» **ACTIVITY**:
The full set of records below is to be reproduced without a single alteration.

» **DATASET RECORDS**:
::::::
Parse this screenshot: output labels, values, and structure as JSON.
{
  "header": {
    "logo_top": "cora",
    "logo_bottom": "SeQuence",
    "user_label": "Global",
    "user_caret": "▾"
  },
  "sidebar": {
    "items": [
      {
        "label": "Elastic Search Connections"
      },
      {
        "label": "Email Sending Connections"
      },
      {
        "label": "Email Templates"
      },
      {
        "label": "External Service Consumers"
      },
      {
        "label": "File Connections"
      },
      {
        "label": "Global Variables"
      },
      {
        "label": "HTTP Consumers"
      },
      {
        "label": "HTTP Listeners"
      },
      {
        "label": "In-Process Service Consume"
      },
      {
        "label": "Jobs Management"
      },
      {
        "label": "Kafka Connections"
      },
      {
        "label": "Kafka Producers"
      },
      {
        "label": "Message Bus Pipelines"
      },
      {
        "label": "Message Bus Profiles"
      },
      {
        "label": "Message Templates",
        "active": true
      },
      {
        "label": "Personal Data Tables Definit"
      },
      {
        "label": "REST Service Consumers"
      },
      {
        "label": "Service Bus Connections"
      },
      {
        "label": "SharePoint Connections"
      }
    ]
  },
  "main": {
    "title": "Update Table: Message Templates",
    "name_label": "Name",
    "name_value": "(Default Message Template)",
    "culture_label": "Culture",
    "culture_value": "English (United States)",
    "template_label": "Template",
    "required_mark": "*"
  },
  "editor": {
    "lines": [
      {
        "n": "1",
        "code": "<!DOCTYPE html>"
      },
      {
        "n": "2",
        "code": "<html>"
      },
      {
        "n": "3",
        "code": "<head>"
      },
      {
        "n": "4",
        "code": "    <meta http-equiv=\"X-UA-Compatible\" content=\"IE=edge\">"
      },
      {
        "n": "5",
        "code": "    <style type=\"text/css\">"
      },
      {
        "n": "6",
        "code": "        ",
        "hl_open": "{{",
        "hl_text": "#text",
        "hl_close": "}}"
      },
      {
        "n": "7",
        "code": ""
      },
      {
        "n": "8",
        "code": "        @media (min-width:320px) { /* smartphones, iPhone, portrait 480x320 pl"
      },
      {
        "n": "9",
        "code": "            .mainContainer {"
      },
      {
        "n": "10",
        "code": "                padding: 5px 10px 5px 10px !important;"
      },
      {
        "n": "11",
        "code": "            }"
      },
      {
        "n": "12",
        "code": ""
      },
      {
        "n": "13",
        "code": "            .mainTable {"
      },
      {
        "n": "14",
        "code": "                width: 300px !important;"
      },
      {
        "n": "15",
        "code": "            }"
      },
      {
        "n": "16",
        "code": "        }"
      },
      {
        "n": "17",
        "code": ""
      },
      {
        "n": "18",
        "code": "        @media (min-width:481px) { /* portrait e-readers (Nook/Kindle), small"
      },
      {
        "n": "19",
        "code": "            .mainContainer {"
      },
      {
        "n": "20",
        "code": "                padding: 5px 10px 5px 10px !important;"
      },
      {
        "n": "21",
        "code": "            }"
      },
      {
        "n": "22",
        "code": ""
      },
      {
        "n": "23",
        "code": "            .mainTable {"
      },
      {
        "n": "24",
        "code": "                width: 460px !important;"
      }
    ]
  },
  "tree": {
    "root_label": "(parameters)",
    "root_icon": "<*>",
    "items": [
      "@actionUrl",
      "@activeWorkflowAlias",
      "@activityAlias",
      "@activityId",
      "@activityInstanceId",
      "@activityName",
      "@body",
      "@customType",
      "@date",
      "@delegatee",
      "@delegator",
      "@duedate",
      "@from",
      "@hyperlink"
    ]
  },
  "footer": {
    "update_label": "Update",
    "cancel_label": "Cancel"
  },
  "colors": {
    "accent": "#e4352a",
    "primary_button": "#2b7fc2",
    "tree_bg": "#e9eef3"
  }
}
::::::
» **ANSWER TO THE PROBLEM**:
Parse this screenshot: output labels, values, and structure as JSON.
{
  "header": {
    "logo_top": "cora",
    "logo_bottom": "SeQuence",
    "user_label": "Global",
    "user_caret": "▾"
  },
  "sidebar": {
    "items": [
      {
        "label": "Elastic Search Connections"
      },
      {
        "label": "Email Sending Connections"
      },
      {
        "label": "Email Templates"
      },
      {
        "label": "External Service Consumers"
      },
      {
        "label": "File Connections"
      },
      {
        "label": "Global Variables"
      },
      {
        "label": "HTTP Consumers"
      },
      {
        "label": "HTTP Listeners"
      },
      {
        "label": "In-Process Service Consume"
      },
      {
        "label": "Jobs Management"
      },
      {
        "label": "Kafka Connections"
      },
      {
        "label": "Kafka Producers"
      },
      {
        "label": "Message Bus Pipelines"
      },
      {
        "label": "Message Bus Profiles"
      },
      {
        "label": "Message Templates",
        "active": true
      },
      {
        "label": "Personal Data Tables Definit"
      },
      {
        "label": "REST Service Consumers"
      },
      {
        "label": "Service Bus Connections"
      },
      {
        "label": "SharePoint Connections"
      }
    ]
  },
  "main": {
    "title": "Update Table: Message Templates",
    "name_label": "Name",
    "name_value": "(Default Message Template)",
    "culture_label": "Culture",
    "culture_value": "English (United States)",
    "template_label": "Template",
    "required_mark": "*"
  },
  "editor": {
    "lines": [
      {
        "n": "1",
        "code": "<!DOCTYPE html>"
      },
      {
        "n": "2",
        "code": "<html>"
      },
      {
        "n": "3",
        "code": "<head>"
      },
      {
        "n": "4",
        "code": "    <meta http-equiv=\"X-UA-Compatible\" content=\"IE=edge\">"
      },
      {
        "n": "5",
        "code": "    <style type=\"text/css\">"
      },
      {
        "n": "6",
        "code": "        ",
        "hl_open": "{{",
        "hl_text": "#text",
        "hl_close": "}}"
      },
      {
        "n": "7",
        "code": ""
      },
      {
        "n": "8",
        "code": "        @media (min-width:320px) { /* smartphones, iPhone, portrait 480x320 pl"
      },
      {
        "n": "9",
        "code": "            .mainContainer {"
      },
      {
        "n": "10",
        "code": "                padding: 5px 10px 5px 10px !important;"
      },
      {
        "n": "11",
        "code": "            }"
      },
      {
        "n": "12",
        "code": ""
      },
      {
        "n": "13",
        "code": "            .mainTable {"
      },
      {
        "n": "14",
        "code": "                width: 300px !important;"
      },
      {
        "n": "15",
        "code": "            }"
      },
      {
        "n": "16",
        "code": "        }"
      },
      {
        "n": "17",
        "code": ""
      },
      {
        "n": "18",
        "code": "        @media (min-width:481px) { /* portrait e-readers (Nook/Kindle), small"
      },
      {
        "n": "19",
        "code": "            .mainContainer {"
      },
      {
        "n": "20",
        "code": "                padding: 5px 10px 5px 10px !important;"
      },
      {
        "n": "21",
        "code": "            }"
      },
      {
        "n": "22",
        "code": ""
      },
      {
        "n": "23",
        "code": "            .mainTable {"
      },
      {
        "n": "24",
        "code": "                width: 460px !important;"
      }
    ]
  },
  "tree": {
    "root_label": "(parameters)",
    "root_icon": "<*>",
    "items": [
      "@actionUrl",
      "@activeWorkflowAlias",
      "@activityAlias",
      "@activityId",
      "@activityInstanceId",
      "@activityName",
      "@body",
      "@customType",
      "@date",
      "@delegatee",
      "@delegator",
      "@duedate",
      "@from",
      "@hyperlink"
    ]
  },
  "footer": {
    "update_label": "Update",
    "cancel_label": "Cancel"
  },
  "colors": {
    "accent": "#e4352a",
    "primary_button": "#2b7fc2",
    "tree_bg": "#e9eef3"
  }
}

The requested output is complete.